Buy-to-let mortgage borrowing outstripped first-time buyers for the first quarter since the crisis, according to new figures from the Bank of England.
New buy-to-let mortgages were 21.1 per cent of all lending in the first quarter, while first-time buying was 16.9 per cent.
Remortgages were 25.3 per cent of all lending, other mortgages made up 34.2 per cent and further advances were 2.6 per cent.
Buy-to-let borrowers took out £13.5bn in the period, while first-time buyers borrowed £10.8bn.
The first quarter of 2015 saw landlords borrow £7.7bn, while first-time buyers took £8.6bn.
The rush of buy-to-let mortgages in the first quarter is the result of trying to beat the March deadline for a stamp duty rise.
Hampshire Trust Bank commercial mortgages managing director Colin Bell says: “We believe buy-to-let lending volumes will continue to increase in 2016 and the reason for this is twofold.
“Firstly, it is becoming more difficult for people to buy their own homes because of rising house prices.
“At the same time, there is a changing attitude among 20 to 30 year olds, who are becoming a populous of rent not buy, including movies, cars, clothing as well as property. Therefore buy-to-let landlords will become an increasingly important part of the housing market.”
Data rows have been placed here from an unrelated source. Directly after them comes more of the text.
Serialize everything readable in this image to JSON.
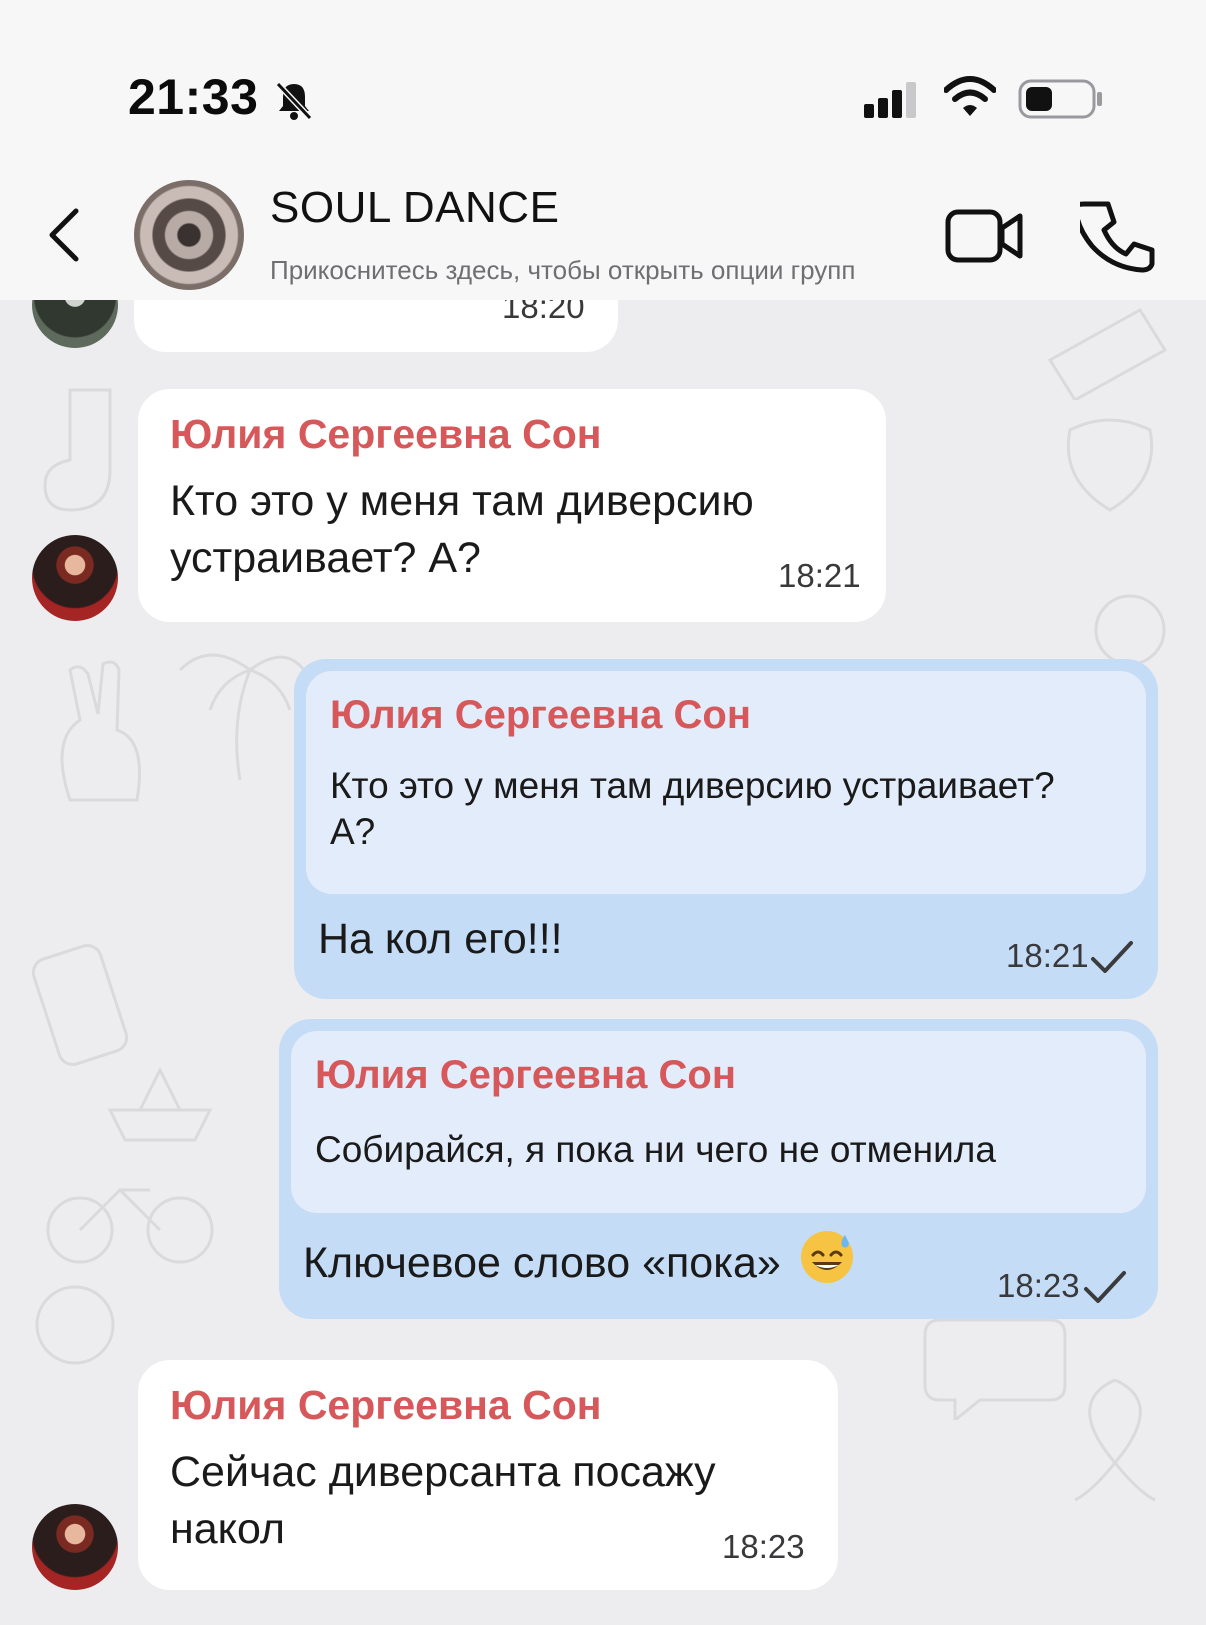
{
  "status_bar": {
    "time": "21:33"
  },
  "header": {
    "title": "SOUL DANCE",
    "subtitle": "Прикоснитесь здесь, чтобы открыть опции групп"
  },
  "messages": [
    {
      "sender": "Юлия Сергеевна Сон",
      "text_line1": "Кто это у меня там диверсию",
      "text_line2": "устраивает? А?",
      "time": "18:21"
    },
    {
      "quote_sender": "Юлия Сергеевна Сон",
      "quote_line1": "Кто это у меня там диверсию устраивает?",
      "quote_line2": "А?",
      "text": "На кол его!!!",
      "time": "18:21"
    },
    {
      "quote_sender": "Юлия Сергеевна Сон",
      "quote_text": "Собирайся, я пока ни чего не отменила",
      "text": "Ключевое слово «пока»",
      "emoji": "sweat-smile-emoji",
      "time": "18:23"
    },
    {
      "sender": "Юлия Сергеевна Сон",
      "text_line1": "Сейчас диверсанта посажу",
      "text_line2": "накол",
      "time": "18:23"
    }
  ],
  "partial_message": {
    "time": "18:20"
  },
  "colors": {
    "sender_name": "#d6585a",
    "outgoing_bubble": "#c4dcf6",
    "quote_bg": "#e3ecfa",
    "incoming_bubble": "#ffffff"
  }
}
SPF Private Clients chief executive Mark Harris says: “Buy-to-let lending increased substantially as one might expect in the first quarter. However, we expect these numbers to be more subdued in the second quarter as investors brought forward buying decisions from later in the year.”